Content starts
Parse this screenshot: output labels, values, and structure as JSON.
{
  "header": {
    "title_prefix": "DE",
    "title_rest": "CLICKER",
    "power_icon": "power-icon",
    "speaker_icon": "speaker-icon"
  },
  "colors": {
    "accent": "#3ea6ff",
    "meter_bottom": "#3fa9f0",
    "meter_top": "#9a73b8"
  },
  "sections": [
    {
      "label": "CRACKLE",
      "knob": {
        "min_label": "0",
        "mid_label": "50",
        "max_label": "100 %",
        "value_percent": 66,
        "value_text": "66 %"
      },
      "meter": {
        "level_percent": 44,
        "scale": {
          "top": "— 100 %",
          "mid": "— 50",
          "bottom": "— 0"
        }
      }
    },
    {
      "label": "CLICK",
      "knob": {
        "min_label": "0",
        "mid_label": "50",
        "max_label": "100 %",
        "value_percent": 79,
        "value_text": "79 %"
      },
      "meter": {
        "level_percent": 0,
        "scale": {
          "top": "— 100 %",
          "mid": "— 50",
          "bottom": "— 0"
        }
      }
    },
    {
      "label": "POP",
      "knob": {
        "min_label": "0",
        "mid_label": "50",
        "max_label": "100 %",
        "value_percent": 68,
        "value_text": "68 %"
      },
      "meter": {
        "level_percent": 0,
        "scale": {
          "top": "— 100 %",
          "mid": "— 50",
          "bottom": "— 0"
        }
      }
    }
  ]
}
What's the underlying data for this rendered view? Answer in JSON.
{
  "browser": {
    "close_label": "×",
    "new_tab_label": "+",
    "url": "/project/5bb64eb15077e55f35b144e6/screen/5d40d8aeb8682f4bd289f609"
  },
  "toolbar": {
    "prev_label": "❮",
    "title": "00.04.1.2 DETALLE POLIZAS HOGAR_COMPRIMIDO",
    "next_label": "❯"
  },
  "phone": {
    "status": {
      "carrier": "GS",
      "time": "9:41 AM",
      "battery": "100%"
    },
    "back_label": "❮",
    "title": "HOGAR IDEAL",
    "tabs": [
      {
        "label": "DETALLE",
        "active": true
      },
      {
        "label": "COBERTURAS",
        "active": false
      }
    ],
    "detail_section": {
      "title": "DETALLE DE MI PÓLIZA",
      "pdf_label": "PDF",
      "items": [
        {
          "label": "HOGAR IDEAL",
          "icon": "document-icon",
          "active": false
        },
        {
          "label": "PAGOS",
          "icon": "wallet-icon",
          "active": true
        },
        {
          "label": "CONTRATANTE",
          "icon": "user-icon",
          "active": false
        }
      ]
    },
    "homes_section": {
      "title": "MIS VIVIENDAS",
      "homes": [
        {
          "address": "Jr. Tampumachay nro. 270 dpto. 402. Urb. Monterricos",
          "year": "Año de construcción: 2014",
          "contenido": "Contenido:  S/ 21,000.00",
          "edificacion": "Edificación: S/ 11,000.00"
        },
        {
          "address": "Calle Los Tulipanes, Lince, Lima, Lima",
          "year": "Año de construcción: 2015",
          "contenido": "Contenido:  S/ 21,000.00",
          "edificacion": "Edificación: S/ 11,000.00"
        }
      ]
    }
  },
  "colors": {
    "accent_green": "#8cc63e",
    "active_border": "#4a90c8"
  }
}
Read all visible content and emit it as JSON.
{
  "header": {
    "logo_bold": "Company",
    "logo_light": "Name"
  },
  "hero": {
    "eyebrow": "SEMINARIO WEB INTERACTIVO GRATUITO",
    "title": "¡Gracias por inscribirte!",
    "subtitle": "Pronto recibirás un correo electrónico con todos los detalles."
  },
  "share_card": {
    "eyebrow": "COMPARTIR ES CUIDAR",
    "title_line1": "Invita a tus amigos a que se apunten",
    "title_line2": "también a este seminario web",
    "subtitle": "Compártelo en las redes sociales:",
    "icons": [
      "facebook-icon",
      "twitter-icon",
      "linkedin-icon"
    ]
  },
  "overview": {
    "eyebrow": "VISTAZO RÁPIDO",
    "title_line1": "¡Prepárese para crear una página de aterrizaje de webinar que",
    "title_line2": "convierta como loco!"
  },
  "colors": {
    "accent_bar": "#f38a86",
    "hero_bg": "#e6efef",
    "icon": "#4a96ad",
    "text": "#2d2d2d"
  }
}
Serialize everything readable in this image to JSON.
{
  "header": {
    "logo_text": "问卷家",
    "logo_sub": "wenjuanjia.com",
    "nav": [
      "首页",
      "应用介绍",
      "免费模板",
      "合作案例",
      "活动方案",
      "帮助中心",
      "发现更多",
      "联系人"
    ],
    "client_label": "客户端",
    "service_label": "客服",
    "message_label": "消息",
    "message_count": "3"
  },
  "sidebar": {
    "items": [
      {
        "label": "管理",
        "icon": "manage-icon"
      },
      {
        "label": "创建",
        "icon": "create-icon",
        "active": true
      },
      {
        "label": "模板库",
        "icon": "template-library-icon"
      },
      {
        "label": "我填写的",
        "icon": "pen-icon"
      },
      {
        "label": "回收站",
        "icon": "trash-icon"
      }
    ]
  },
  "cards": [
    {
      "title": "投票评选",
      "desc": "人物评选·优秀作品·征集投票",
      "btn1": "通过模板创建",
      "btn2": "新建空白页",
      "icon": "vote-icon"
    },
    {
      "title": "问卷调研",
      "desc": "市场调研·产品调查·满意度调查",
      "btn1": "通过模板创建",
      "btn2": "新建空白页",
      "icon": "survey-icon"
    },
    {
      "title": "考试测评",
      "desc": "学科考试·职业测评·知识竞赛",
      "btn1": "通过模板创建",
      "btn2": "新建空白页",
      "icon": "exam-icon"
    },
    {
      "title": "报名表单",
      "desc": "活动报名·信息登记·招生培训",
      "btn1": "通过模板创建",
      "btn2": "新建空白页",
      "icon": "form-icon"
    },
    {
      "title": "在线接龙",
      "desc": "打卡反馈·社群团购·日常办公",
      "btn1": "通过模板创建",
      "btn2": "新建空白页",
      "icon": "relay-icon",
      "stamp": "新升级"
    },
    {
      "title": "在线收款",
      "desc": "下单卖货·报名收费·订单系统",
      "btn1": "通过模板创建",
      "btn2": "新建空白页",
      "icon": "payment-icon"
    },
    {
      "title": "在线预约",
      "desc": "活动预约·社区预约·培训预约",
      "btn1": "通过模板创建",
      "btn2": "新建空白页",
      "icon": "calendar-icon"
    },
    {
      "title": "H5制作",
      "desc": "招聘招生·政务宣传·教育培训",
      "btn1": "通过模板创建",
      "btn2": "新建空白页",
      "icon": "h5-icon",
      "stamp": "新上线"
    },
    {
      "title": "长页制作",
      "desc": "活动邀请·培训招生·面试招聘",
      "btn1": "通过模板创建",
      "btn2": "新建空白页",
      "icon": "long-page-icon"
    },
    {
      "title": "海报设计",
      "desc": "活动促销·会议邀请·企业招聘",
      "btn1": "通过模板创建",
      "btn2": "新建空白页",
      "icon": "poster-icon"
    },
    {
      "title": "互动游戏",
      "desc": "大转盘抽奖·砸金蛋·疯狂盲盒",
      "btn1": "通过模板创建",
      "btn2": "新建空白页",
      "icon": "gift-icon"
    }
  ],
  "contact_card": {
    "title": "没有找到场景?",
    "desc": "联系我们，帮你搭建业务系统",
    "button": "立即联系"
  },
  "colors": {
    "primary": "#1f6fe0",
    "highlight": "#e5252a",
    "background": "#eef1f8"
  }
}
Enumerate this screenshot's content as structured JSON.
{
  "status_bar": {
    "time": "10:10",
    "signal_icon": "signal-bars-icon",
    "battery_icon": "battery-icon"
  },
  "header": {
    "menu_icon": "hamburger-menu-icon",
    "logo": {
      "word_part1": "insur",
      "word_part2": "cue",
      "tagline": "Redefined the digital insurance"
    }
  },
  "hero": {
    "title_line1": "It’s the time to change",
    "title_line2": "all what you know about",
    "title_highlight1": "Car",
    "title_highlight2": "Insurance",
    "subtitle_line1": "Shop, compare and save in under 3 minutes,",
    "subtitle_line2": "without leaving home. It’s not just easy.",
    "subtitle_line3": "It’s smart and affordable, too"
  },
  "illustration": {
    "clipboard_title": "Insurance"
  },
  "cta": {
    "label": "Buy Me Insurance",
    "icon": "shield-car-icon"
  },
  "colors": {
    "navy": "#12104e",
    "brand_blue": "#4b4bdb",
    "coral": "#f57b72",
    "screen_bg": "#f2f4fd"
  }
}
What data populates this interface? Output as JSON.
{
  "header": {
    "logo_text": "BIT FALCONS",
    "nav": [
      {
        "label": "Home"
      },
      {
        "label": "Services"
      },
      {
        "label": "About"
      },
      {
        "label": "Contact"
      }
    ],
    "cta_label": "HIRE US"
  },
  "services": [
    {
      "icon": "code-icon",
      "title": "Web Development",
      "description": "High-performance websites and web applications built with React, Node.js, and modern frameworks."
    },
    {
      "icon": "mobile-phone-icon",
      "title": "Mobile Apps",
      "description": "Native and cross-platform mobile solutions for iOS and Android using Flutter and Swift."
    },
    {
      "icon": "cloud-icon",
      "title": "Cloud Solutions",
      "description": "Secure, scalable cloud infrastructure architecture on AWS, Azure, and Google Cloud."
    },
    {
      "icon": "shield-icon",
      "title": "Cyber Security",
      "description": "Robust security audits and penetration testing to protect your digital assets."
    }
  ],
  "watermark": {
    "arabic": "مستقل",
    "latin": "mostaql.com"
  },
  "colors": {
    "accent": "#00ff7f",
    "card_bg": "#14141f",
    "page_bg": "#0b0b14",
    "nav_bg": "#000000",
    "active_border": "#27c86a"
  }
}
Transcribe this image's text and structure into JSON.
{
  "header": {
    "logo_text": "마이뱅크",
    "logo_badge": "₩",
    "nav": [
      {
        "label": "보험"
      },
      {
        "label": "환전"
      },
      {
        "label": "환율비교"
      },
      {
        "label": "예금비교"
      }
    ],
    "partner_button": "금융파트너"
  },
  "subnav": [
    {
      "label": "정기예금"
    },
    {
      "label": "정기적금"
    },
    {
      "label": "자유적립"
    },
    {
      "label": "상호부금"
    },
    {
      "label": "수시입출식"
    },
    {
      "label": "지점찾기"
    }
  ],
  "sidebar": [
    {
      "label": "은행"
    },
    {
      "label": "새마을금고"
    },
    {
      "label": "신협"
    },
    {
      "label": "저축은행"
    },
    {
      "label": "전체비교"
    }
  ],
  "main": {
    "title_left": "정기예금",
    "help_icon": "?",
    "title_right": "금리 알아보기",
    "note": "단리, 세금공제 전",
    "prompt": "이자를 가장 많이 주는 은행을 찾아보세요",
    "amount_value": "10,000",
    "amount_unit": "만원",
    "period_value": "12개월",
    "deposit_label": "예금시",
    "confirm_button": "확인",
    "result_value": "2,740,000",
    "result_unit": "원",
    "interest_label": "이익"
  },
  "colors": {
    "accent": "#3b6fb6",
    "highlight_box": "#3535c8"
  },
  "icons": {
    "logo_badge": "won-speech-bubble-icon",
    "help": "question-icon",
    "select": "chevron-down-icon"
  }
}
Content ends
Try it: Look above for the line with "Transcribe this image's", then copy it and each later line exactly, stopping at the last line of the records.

Written response:
Transcribe this image's text and structure into JSON.
{
  "header": {
    "logo_text": "마이뱅크",
    "logo_badge": "₩",
    "nav": [
      {
        "label": "보험"
      },
      {
        "label": "환전"
      },
      {
        "label": "환율비교"
      },
      {
        "label": "예금비교"
      }
    ],
    "partner_button": "금융파트너"
  },
  "subnav": [
    {
      "label": "정기예금"
    },
    {
      "label": "정기적금"
    },
    {
      "label": "자유적립"
    },
    {
      "label": "상호부금"
    },
    {
      "label": "수시입출식"
    },
    {
      "label": "지점찾기"
    }
  ],
  "sidebar": [
    {
      "label": "은행"
    },
    {
      "label": "새마을금고"
    },
    {
      "label": "신협"
    },
    {
      "label": "저축은행"
    },
    {
      "label": "전체비교"
    }
  ],
  "main": {
    "title_left": "정기예금",
    "help_icon": "?",
    "title_right": "금리 알아보기",
    "note": "단리, 세금공제 전",
    "prompt": "이자를 가장 많이 주는 은행을 찾아보세요",
    "amount_value": "10,000",
    "amount_unit": "만원",
    "period_value": "12개월",
    "deposit_label": "예금시",
    "confirm_button": "확인",
    "result_value": "2,740,000",
    "result_unit": "원",
    "interest_label": "이익"
  },
  "colors": {
    "accent": "#3b6fb6",
    "highlight_box": "#3535c8"
  },
  "icons": {
    "logo_badge": "won-speech-bubble-icon",
    "help": "question-icon",
    "select": "chevron-down-icon"
  }
}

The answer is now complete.